**Component data from apps and pages**:
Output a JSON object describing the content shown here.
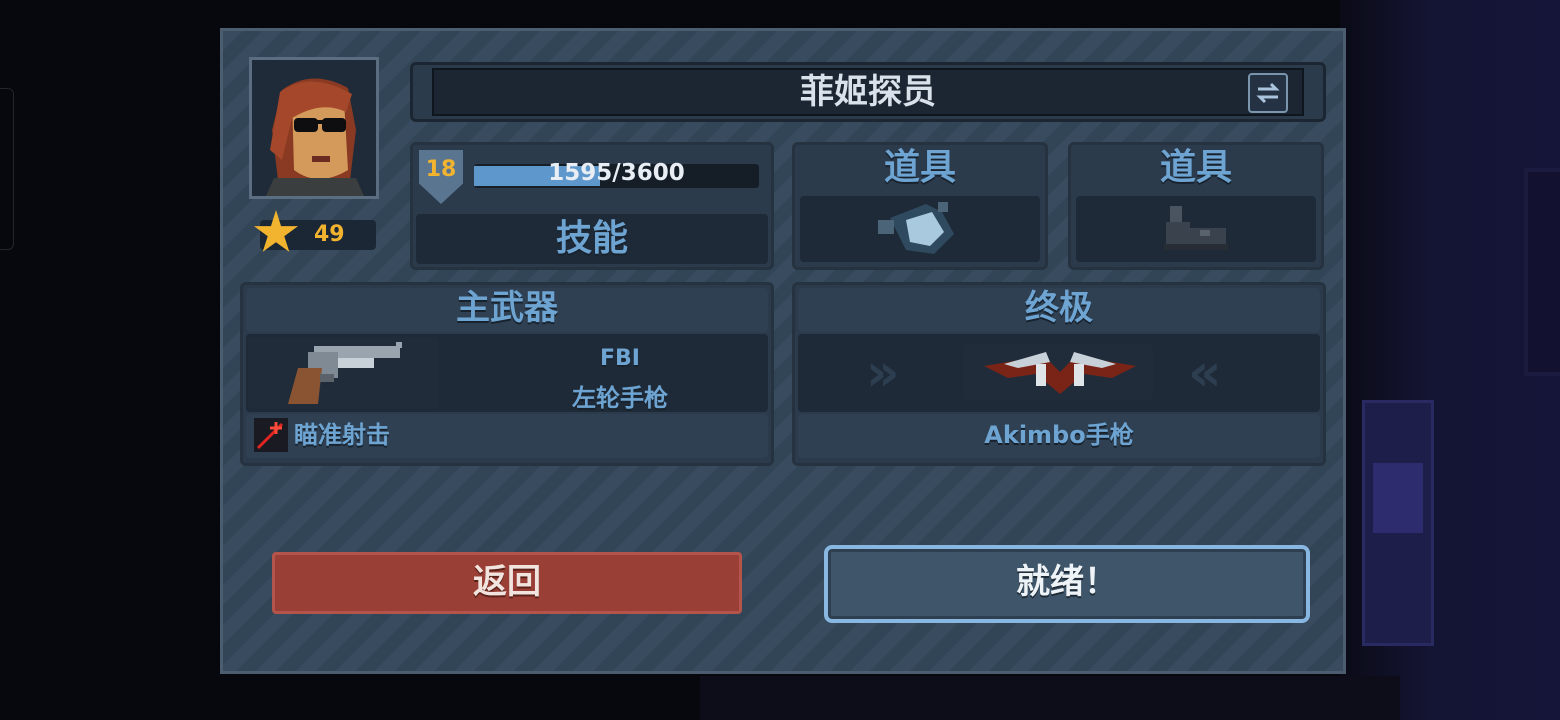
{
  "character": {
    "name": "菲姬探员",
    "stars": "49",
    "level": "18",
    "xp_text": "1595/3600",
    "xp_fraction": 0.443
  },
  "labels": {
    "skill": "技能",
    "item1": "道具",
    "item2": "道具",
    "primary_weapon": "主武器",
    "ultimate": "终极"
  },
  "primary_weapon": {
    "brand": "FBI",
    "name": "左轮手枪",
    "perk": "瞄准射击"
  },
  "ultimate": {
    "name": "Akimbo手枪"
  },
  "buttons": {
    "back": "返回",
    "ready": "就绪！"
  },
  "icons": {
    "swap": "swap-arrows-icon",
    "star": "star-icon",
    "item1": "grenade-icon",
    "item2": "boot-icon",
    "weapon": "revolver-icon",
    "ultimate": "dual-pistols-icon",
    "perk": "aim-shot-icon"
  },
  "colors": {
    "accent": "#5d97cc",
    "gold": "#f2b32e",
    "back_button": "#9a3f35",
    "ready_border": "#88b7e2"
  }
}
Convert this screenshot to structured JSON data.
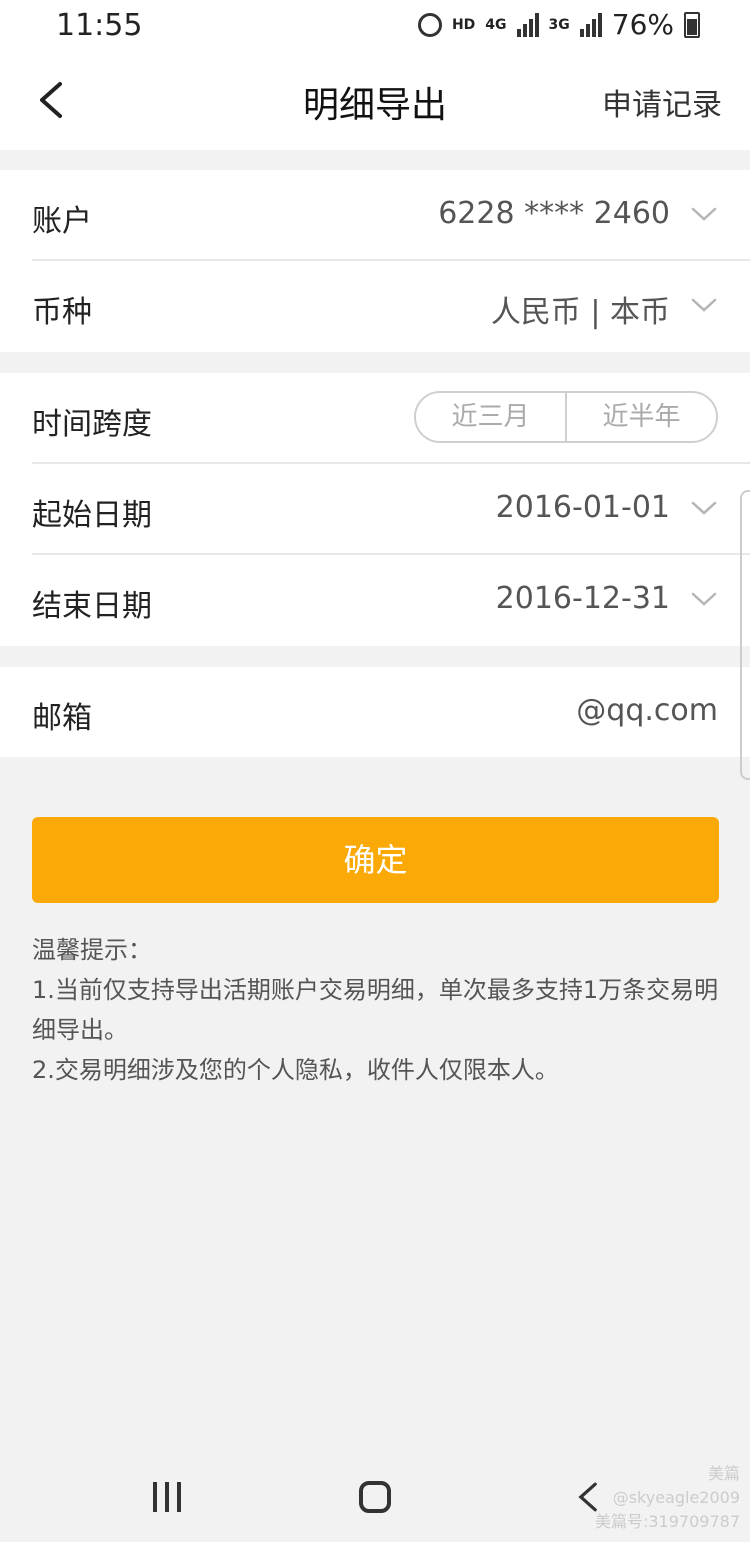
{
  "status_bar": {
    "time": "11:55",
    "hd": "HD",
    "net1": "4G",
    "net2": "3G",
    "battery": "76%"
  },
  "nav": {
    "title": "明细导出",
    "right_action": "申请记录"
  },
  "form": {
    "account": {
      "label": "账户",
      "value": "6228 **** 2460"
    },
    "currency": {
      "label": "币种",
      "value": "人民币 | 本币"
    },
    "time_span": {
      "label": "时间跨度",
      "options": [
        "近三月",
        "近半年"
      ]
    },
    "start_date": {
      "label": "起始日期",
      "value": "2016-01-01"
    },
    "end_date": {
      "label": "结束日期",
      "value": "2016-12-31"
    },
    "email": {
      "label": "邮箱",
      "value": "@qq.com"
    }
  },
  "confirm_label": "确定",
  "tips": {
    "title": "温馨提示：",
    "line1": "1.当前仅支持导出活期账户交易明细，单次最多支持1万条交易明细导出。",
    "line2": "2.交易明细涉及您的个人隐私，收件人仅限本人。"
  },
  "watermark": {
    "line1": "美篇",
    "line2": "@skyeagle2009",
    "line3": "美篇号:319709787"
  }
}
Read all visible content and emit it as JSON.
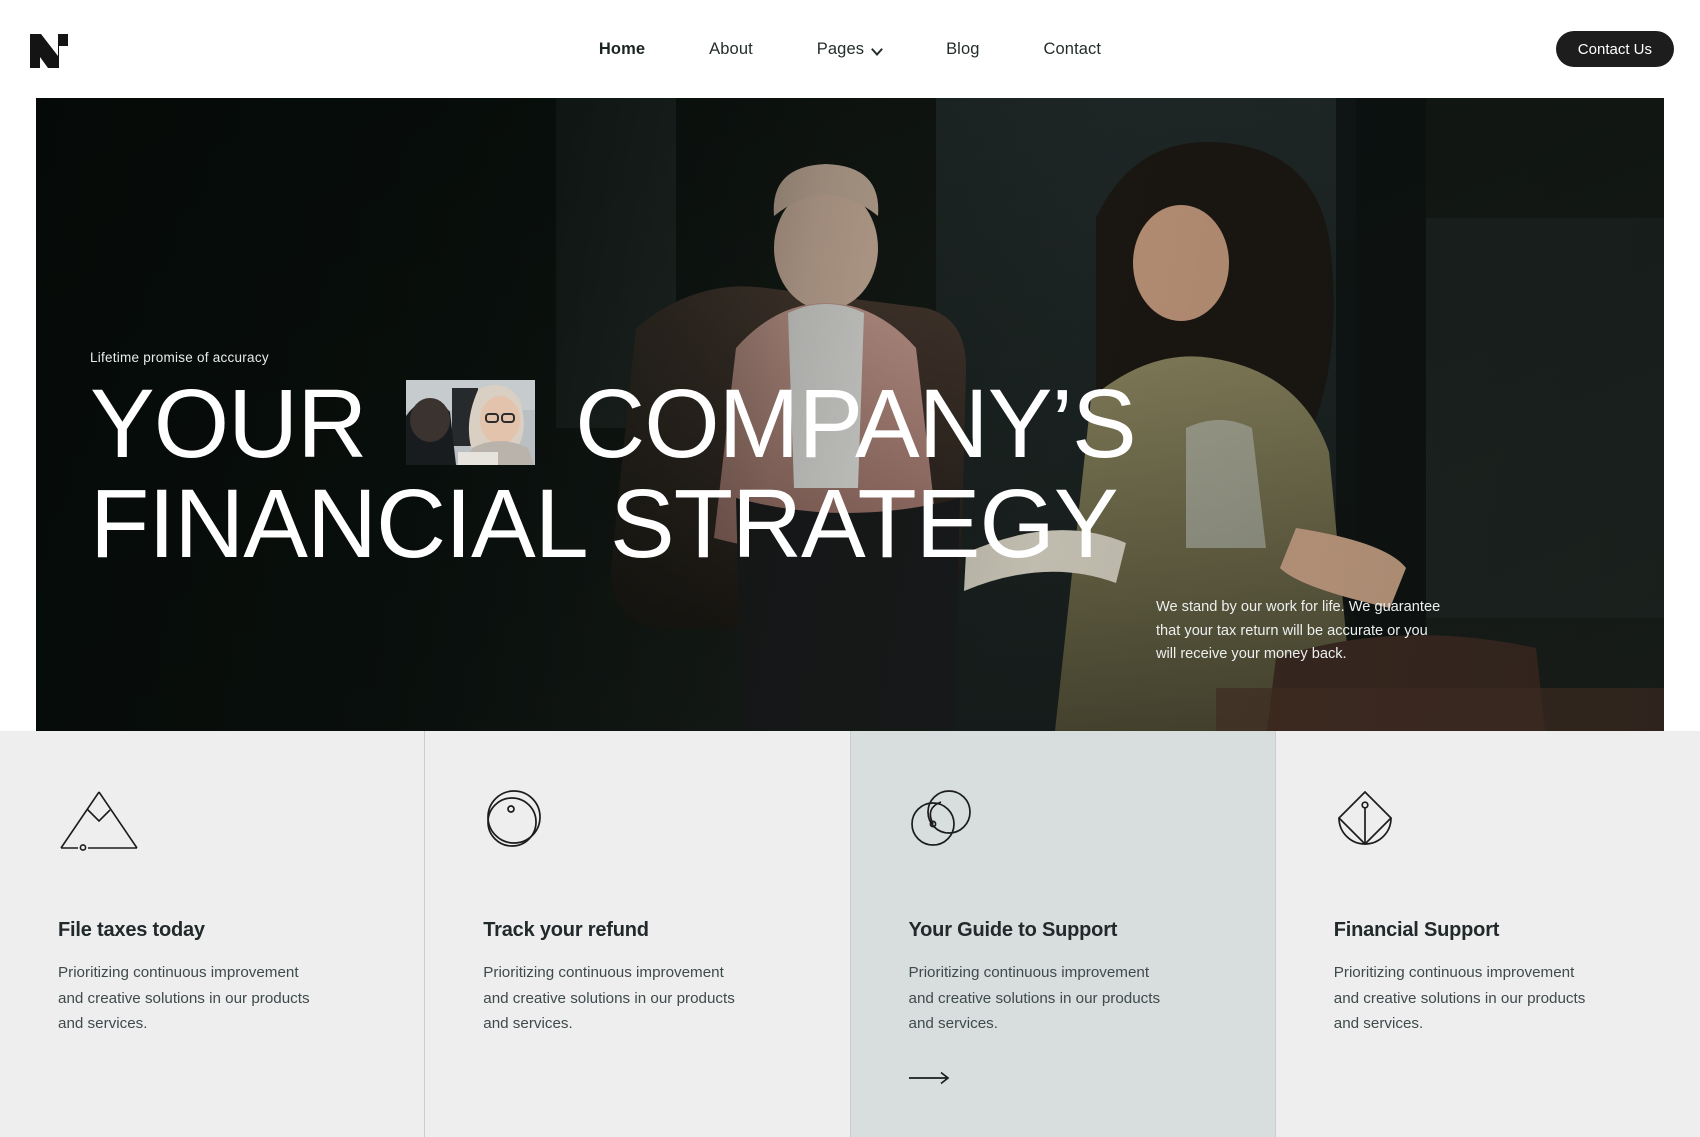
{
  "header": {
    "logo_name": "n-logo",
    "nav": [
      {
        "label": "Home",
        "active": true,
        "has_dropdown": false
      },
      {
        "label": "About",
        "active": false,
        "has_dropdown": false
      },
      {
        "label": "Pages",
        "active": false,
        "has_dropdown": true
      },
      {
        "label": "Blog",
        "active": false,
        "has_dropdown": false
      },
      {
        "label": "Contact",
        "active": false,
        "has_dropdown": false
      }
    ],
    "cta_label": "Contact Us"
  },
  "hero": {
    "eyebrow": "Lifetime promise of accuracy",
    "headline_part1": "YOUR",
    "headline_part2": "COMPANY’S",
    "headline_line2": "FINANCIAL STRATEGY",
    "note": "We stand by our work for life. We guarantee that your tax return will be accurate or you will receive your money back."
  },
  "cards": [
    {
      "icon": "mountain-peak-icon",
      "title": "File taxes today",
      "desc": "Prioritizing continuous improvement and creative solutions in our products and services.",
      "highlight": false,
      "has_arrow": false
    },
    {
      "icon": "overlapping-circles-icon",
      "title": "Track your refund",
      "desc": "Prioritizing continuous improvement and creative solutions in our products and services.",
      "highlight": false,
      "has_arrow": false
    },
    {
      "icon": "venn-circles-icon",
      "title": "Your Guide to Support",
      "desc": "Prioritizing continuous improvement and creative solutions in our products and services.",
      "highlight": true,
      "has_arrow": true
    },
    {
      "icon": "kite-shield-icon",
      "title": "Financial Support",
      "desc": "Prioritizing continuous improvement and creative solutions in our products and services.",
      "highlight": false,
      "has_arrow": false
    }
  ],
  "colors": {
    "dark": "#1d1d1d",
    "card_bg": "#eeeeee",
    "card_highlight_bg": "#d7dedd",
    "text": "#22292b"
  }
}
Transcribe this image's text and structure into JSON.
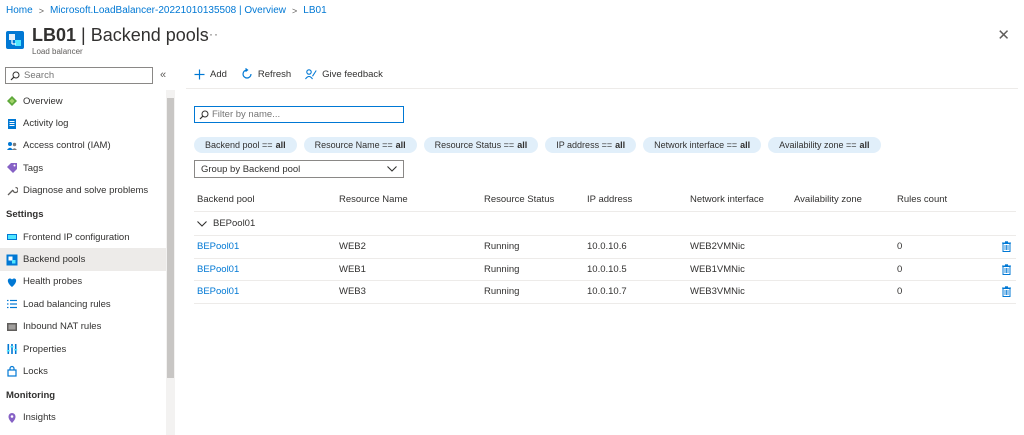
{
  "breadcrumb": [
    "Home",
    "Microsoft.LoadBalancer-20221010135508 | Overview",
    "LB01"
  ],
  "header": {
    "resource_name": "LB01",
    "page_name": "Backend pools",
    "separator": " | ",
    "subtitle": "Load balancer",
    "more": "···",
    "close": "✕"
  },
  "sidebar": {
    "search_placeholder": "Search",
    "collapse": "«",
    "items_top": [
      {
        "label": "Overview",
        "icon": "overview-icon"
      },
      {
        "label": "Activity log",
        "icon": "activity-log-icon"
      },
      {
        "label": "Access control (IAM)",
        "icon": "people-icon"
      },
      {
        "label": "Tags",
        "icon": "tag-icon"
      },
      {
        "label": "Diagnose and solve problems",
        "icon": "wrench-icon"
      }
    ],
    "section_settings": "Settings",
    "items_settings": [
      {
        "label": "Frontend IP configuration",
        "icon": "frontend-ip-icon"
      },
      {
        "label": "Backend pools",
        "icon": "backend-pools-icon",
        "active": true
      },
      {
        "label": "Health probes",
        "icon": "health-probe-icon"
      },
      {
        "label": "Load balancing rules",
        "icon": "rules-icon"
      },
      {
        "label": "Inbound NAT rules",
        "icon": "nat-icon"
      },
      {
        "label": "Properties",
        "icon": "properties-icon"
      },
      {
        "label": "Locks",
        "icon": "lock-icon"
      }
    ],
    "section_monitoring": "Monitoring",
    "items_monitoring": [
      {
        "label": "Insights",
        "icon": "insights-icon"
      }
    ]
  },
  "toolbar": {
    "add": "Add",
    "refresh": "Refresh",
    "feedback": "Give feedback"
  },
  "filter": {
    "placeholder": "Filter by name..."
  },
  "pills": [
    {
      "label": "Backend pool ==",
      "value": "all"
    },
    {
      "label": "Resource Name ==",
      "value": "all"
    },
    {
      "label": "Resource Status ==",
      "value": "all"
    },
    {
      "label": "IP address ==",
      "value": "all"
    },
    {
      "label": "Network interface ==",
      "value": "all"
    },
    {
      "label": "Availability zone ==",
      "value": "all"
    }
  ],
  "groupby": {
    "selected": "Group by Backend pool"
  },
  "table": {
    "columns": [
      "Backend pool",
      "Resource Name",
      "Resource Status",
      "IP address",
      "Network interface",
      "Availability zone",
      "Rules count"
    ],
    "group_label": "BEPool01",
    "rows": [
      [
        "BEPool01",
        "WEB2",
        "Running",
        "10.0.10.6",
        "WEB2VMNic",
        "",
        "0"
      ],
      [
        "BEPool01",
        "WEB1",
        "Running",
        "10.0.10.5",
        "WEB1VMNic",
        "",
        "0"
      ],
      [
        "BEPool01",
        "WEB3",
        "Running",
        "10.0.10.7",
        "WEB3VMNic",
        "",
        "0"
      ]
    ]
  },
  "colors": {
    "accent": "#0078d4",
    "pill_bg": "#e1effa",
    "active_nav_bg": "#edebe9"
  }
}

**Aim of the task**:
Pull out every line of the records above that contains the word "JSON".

**Answer to the problem**:
Output a JSON object describing the content shown here.
Convert this screenshot to structured JSON data.
Read all visible content and emit it as JSON.
Transcribe this image's text and structure into JSON.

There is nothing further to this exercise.